About this task |
Restate the records in full, so that each line matches the original exactly.

Provided records |
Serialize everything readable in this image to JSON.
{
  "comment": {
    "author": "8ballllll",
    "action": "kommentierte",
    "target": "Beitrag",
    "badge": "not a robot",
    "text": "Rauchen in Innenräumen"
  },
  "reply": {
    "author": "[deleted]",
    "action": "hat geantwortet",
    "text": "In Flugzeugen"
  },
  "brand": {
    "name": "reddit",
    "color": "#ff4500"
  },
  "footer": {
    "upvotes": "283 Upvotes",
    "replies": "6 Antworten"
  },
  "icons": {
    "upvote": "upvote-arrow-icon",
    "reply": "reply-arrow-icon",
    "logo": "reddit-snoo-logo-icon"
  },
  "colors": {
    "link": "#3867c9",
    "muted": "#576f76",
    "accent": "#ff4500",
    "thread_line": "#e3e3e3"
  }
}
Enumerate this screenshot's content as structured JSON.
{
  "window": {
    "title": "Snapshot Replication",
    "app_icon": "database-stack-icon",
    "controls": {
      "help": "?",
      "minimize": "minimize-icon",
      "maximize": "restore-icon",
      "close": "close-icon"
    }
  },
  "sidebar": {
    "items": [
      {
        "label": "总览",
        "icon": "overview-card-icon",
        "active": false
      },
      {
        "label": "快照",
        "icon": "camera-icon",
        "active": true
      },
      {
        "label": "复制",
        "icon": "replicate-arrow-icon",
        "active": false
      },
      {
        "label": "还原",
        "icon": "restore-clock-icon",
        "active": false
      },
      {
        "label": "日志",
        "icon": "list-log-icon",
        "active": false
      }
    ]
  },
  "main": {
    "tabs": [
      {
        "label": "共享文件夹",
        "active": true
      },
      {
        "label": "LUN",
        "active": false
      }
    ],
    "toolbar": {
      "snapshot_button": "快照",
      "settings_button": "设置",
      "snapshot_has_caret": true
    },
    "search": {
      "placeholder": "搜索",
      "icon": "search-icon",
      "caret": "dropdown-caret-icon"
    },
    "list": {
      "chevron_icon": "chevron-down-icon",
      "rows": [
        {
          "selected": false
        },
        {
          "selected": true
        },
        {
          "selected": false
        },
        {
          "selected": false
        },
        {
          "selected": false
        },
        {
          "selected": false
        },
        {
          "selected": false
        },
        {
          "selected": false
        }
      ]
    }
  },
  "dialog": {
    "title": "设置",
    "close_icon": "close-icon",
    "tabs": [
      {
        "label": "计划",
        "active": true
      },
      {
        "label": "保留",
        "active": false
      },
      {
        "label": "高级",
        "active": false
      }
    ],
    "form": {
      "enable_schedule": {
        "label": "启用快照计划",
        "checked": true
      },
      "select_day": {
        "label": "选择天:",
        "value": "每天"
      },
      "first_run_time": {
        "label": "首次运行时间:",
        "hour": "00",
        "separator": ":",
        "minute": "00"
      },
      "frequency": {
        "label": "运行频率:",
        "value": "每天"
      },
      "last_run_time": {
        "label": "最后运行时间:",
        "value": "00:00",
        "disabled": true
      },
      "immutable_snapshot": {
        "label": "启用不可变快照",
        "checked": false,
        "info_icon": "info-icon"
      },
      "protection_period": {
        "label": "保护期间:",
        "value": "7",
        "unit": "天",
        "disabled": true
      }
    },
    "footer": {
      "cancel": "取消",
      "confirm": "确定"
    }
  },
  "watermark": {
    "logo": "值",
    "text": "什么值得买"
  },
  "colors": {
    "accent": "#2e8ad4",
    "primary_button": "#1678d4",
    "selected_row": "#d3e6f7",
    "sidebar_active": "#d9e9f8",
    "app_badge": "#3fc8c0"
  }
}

Response to the exercise |
Serialize everything readable in this image to JSON.
{
  "comment": {
    "author": "8ballllll",
    "action": "kommentierte",
    "target": "Beitrag",
    "badge": "not a robot",
    "text": "Rauchen in Innenräumen"
  },
  "reply": {
    "author": "[deleted]",
    "action": "hat geantwortet",
    "text": "In Flugzeugen"
  },
  "brand": {
    "name": "reddit",
    "color": "#ff4500"
  },
  "footer": {
    "upvotes": "283 Upvotes",
    "replies": "6 Antworten"
  },
  "icons": {
    "upvote": "upvote-arrow-icon",
    "reply": "reply-arrow-icon",
    "logo": "reddit-snoo-logo-icon"
  },
  "colors": {
    "link": "#3867c9",
    "muted": "#576f76",
    "accent": "#ff4500",
    "thread_line": "#e3e3e3"
  }
}
Enumerate this screenshot's content as structured JSON.
{
  "window": {
    "title": "Snapshot Replication",
    "app_icon": "database-stack-icon",
    "controls": {
      "help": "?",
      "minimize": "minimize-icon",
      "maximize": "restore-icon",
      "close": "close-icon"
    }
  },
  "sidebar": {
    "items": [
      {
        "label": "总览",
        "icon": "overview-card-icon",
        "active": false
      },
      {
        "label": "快照",
        "icon": "camera-icon",
        "active": true
      },
      {
        "label": "复制",
        "icon": "replicate-arrow-icon",
        "active": false
      },
      {
        "label": "还原",
        "icon": "restore-clock-icon",
        "active": false
      },
      {
        "label": "日志",
        "icon": "list-log-icon",
        "active": false
      }
    ]
  },
  "main": {
    "tabs": [
      {
        "label": "共享文件夹",
        "active": true
      },
      {
        "label": "LUN",
        "active": false
      }
    ],
    "toolbar": {
      "snapshot_button": "快照",
      "settings_button": "设置",
      "snapshot_has_caret": true
    },
    "search": {
      "placeholder": "搜索",
      "icon": "search-icon",
      "caret": "dropdown-caret-icon"
    },
    "list": {
      "chevron_icon": "chevron-down-icon",
      "rows": [
        {
          "selected": false
        },
        {
          "selected": true
        },
        {
          "selected": false
        },
        {
          "selected": false
        },
        {
          "selected": false
        },
        {
          "selected": false
        },
        {
          "selected": false
        },
        {
          "selected": false
        }
      ]
    }
  },
  "dialog": {
    "title": "设置",
    "close_icon": "close-icon",
    "tabs": [
      {
        "label": "计划",
        "active": true
      },
      {
        "label": "保留",
        "active": false
      },
      {
        "label": "高级",
        "active": false
      }
    ],
    "form": {
      "enable_schedule": {
        "label": "启用快照计划",
        "checked": true
      },
      "select_day": {
        "label": "选择天:",
        "value": "每天"
      },
      "first_run_time": {
        "label": "首次运行时间:",
        "hour": "00",
        "separator": ":",
        "minute": "00"
      },
      "frequency": {
        "label": "运行频率:",
        "value": "每天"
      },
      "last_run_time": {
        "label": "最后运行时间:",
        "value": "00:00",
        "disabled": true
      },
      "immutable_snapshot": {
        "label": "启用不可变快照",
        "checked": false,
        "info_icon": "info-icon"
      },
      "protection_period": {
        "label": "保护期间:",
        "value": "7",
        "unit": "天",
        "disabled": true
      }
    },
    "footer": {
      "cancel": "取消",
      "confirm": "确定"
    }
  },
  "watermark": {
    "logo": "值",
    "text": "什么值得买"
  },
  "colors": {
    "accent": "#2e8ad4",
    "primary_button": "#1678d4",
    "selected_row": "#d3e6f7",
    "sidebar_active": "#d9e9f8",
    "app_badge": "#3fc8c0"
  }
}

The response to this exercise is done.